It turns out Massachusetts has had such a law on the books since the late 1970s… but that was enacted long before plastic was ubiquitous, to say nothing of mobile payments, self-serve kiosks, Square readers and so on.
Convenient? No doubt. But “when you start going cashless, you marginalize people who are older, poorer, younger, who haven’t established credit — or people who don’t want to use credit to buy a pack of gum. Which would be me,” says Assemblyman Paul Moriarty, sponsor of the New Jersey bill.
Hmmm… Much as we fret about the consequences of the cashless society, we’re not keen on the idea of these laws, either. It smacks of the old joke about “Everything that’s not mandatory is prohibited.”
At this stage, the bill has overwhelmingly passed the lower house of the Garden State’s legislature. But lobbyists from Amazon and Walmart have bottled up the bill in the Senate. To be continued…
“So a teen was eventually rescued and you wonder why we don’t hear about more of these locked-in-a-vault situations since there are over 9,000 abandoned branches,” a reader writes after Friday’s 5.
“I have a simple answer! This particular teen was lucky in that his friend didn’t just panic and run off, choosing instead to take a chance calling 911.
“I wonder how many of those abandoned branches are storing dead bodies because of a panicked friend or maybe even just a dumbass solo explorer.
“Just a thought…”
The 5: Nah, anytime there’s a missing child or teenager there’s wall-to-wall coverage in local media. If they’re missing long enough, it goes national.
As it was, Miami and West Palm Beach TV stations thought the story was dramatic enough to justify live helicopter coverage of the rescue efforts — which, when you think about it, was surely some of the most boring video ever this side of C-SPAN…
The 5 Min. Forecast
P.S. Addison Wiggin — the founder of Agora Financial and the man who launched The 5 in 2007 — is returning to the spotlight after years of keeping a low profile.
He’s just made a rare on-camera appearance to announce one of the biggest changes in our company’s history — one that could have a huge impact on your retirement.
The announcement is set for tomorrow at 2:20 p.m. EST. You can RSVP at this link. As soon as you do, you can watch a short video in which Addison will give you an even better idea of what’s at stake. Click here for access.
We received an avalanche of responses to Tuesday’s episode of The 5… So we devote today’s issue to our readers’ perspectives. Read More
It’s totally counterintuitive: Gold throws off no income stream, but in a world where central bankers keep their thumb on interest rates, you need gold. Read More
It’s taken prestige media — and public health officials — about a month to come to grips with a glaring contradiction. Read More

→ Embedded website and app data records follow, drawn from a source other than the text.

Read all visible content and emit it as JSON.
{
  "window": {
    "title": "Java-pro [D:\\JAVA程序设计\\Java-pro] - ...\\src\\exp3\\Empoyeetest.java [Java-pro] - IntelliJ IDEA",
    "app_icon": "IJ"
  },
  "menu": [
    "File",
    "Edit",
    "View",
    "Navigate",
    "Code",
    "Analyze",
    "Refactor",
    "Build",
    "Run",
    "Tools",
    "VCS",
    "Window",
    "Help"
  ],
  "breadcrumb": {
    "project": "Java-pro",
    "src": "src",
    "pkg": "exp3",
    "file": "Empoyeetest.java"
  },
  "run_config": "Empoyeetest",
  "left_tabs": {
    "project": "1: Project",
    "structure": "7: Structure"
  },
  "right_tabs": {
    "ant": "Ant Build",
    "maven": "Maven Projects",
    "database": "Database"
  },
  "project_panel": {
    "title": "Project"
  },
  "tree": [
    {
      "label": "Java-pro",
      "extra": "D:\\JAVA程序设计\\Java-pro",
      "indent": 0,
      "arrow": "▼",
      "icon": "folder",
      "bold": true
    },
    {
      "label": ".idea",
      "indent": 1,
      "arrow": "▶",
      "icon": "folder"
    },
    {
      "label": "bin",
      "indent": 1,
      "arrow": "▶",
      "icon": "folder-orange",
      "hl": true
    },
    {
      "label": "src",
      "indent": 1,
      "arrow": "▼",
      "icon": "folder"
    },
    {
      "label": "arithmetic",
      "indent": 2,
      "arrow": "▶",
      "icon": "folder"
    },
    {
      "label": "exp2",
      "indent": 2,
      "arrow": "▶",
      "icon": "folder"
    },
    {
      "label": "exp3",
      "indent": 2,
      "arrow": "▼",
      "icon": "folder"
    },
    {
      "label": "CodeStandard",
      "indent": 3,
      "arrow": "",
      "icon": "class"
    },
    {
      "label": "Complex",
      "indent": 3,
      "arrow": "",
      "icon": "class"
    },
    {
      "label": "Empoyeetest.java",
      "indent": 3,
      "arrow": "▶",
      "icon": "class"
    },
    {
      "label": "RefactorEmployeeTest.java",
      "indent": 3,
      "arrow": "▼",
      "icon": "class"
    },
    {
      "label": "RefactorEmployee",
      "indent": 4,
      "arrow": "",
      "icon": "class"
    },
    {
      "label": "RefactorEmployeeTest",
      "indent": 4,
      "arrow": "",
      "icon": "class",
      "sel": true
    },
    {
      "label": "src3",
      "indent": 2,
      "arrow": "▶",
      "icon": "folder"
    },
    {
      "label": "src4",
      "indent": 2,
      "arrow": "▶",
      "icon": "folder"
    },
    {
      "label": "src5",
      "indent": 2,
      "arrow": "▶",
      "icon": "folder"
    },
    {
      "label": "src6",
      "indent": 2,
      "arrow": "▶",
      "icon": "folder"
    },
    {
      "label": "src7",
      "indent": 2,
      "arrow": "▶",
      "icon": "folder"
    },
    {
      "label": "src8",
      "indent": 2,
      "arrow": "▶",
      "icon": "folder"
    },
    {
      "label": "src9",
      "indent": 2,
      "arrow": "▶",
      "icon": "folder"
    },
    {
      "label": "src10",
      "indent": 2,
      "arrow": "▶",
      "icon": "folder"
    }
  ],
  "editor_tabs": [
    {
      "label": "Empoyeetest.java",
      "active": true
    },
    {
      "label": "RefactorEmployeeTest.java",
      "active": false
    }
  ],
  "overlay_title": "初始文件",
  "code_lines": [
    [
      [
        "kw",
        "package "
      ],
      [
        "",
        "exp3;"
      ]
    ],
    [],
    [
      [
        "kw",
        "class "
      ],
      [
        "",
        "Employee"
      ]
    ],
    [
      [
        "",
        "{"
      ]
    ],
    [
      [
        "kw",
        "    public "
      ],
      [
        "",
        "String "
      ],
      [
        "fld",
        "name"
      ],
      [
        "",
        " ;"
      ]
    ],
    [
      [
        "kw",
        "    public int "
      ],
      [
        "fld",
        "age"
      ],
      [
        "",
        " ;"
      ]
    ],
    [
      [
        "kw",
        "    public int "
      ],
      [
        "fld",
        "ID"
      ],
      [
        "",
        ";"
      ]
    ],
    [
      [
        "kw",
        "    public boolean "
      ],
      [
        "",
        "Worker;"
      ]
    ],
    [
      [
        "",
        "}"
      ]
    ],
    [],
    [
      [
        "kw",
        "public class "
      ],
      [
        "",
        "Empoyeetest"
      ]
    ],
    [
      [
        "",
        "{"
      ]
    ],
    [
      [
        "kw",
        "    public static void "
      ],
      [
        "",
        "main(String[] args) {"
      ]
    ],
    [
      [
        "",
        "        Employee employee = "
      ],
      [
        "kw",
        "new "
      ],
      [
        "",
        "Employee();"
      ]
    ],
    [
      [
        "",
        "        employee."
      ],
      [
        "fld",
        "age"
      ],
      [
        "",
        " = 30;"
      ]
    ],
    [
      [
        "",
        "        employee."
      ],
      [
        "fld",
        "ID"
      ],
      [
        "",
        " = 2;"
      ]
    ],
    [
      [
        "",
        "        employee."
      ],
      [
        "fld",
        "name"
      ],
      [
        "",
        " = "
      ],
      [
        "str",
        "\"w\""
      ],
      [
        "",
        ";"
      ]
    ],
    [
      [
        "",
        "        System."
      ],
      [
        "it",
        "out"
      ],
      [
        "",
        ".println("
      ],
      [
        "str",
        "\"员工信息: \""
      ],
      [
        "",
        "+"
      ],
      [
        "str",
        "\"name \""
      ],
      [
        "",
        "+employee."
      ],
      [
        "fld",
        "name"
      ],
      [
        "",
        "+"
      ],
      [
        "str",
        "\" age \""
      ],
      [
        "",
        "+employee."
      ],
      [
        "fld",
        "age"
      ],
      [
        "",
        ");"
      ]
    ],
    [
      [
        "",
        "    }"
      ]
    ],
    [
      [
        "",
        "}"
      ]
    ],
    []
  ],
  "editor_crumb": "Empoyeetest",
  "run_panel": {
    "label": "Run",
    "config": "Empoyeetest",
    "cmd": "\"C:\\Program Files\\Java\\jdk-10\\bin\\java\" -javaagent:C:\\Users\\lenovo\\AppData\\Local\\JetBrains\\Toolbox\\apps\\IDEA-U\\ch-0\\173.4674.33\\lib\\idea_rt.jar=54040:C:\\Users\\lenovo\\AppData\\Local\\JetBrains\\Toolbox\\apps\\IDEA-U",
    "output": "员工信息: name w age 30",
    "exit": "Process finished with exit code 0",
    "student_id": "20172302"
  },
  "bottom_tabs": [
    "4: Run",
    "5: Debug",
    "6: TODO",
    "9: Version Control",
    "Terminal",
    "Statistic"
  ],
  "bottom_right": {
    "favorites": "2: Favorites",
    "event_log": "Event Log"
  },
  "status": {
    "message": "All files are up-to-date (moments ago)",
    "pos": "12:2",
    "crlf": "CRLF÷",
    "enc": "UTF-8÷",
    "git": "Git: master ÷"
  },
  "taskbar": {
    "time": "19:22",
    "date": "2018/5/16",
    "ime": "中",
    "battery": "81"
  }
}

“One of the questions I’m getting,” says Zach Scheidt, “is how can the market be so strong when the economy is so weak?’” Read More
Call it harebrained or genius, Americans might be taking a TRIP courtesy of the federal government. Read More
“There’s a lot of frustration in our country,” says bestselling author Graham Summers, “because we’re seeing a severe breakdown in the social contract.” Read More
Warren Buffett’s empire is under siege in 2020… “but that doesn’t mean there aren’t good deals to be had,” says hedge fund veteran James Altucher. Read More
A large swath of corporate America is sitting out social media — with both economic and political implications — for enabling “hate speech” and “misinformation.” Read More
“Entrepreneurship, technological creativity, is surprising,” says futurist George Gilder. “It’s disorder.” Read More
We return to the phenomenon of the woke left — that revived this June — and mysteriously isn’t clamoring for socialism and the redistribution of wealth. Read More